(Stored records)
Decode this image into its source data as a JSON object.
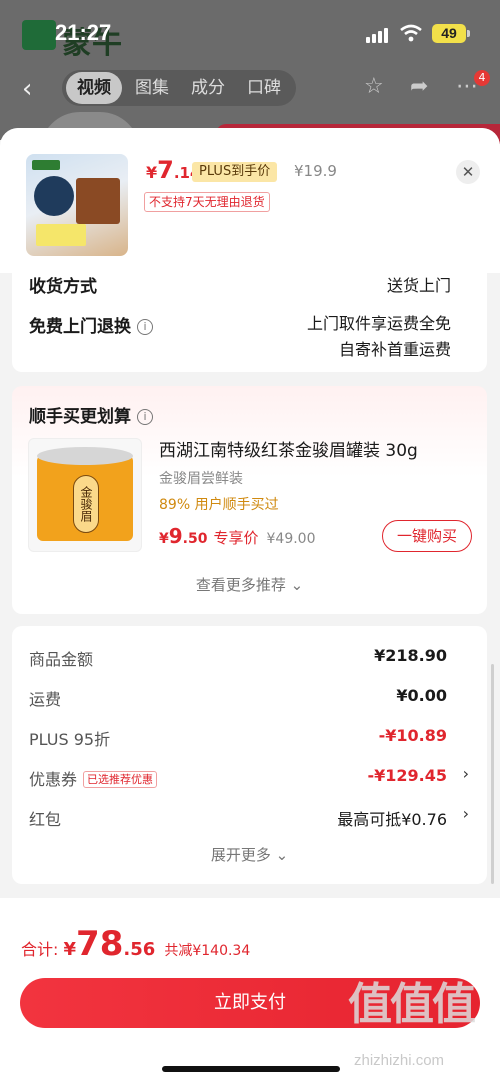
{
  "status_bar": {
    "time": "21:27",
    "battery": "49"
  },
  "brand_logo": {
    "text": "蒙牛"
  },
  "top_nav": {
    "tabs": [
      "视频",
      "图集",
      "成分",
      "口碑"
    ],
    "active_tab": "视频",
    "message_count": "4"
  },
  "sheet_header": {
    "price_yen": "¥",
    "price_int": "7",
    "price_dec": ".14",
    "plus_tag": "PLUS到手价",
    "original_price": "¥19.9",
    "return_notice": "不支持7天无理由退货"
  },
  "delivery": {
    "method_label": "收货方式",
    "method_value": "送货上门",
    "return_label": "免费上门退换",
    "return_line1": "上门取件享运费全免",
    "return_line2": "自寄补首重运费"
  },
  "recommend": {
    "title": "顺手买更划算",
    "product_name": "西湖江南特级红茶金骏眉罐装 30g",
    "can_label": "金骏眉",
    "sub": "金骏眉尝鲜装",
    "bought": "89% 用户顺手买过",
    "price_yen": "¥",
    "price_int": "9",
    "price_dec": ".50",
    "price_tag": "专享价",
    "orig_price": "¥49.00",
    "buy_label": "一键购买",
    "more_label": "查看更多推荐"
  },
  "summary": {
    "rows": [
      {
        "label": "商品金额",
        "value": "¥218.90"
      },
      {
        "label": "运费",
        "value": "¥0.00"
      },
      {
        "label": "PLUS 95折",
        "value": "-¥10.89"
      },
      {
        "label": "优惠券",
        "value": "-¥129.45",
        "tag": "已选推荐优惠"
      },
      {
        "label": "红包",
        "value": "最高可抵¥0.76"
      }
    ],
    "expand_label": "展开更多"
  },
  "footer": {
    "total_label": "合计:",
    "total_yen": "¥",
    "total_int": "78",
    "total_dec": ".56",
    "saved": "共减¥140.34",
    "pay_label": "立即支付"
  },
  "watermark": {
    "chars": "值值值",
    "url": "zhizhizhi.com"
  },
  "colors": {
    "accent_red": "#e0262e",
    "plus_gold": "#fbe6a6"
  }
}
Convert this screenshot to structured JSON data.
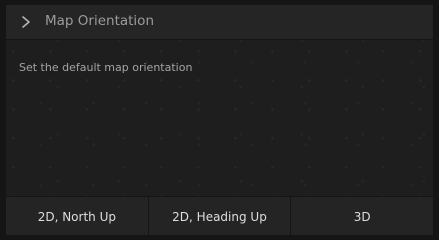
{
  "header": {
    "chevron_icon": "chevron-right-icon",
    "title": "Map Orientation"
  },
  "description": "Set the default map orientation",
  "options": [
    {
      "label": "2D, North Up"
    },
    {
      "label": "2D, Heading Up"
    },
    {
      "label": "3D"
    }
  ],
  "colors": {
    "background": "#1e1e1e",
    "header_bg": "#252525",
    "button_bar_bg": "#242424",
    "text_primary": "#dedede",
    "text_secondary": "#9b9b9b"
  }
}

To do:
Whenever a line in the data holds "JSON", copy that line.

Reply:
Decode this image into its source data as a JSON object.
Convert this screenshot to structured JSON data.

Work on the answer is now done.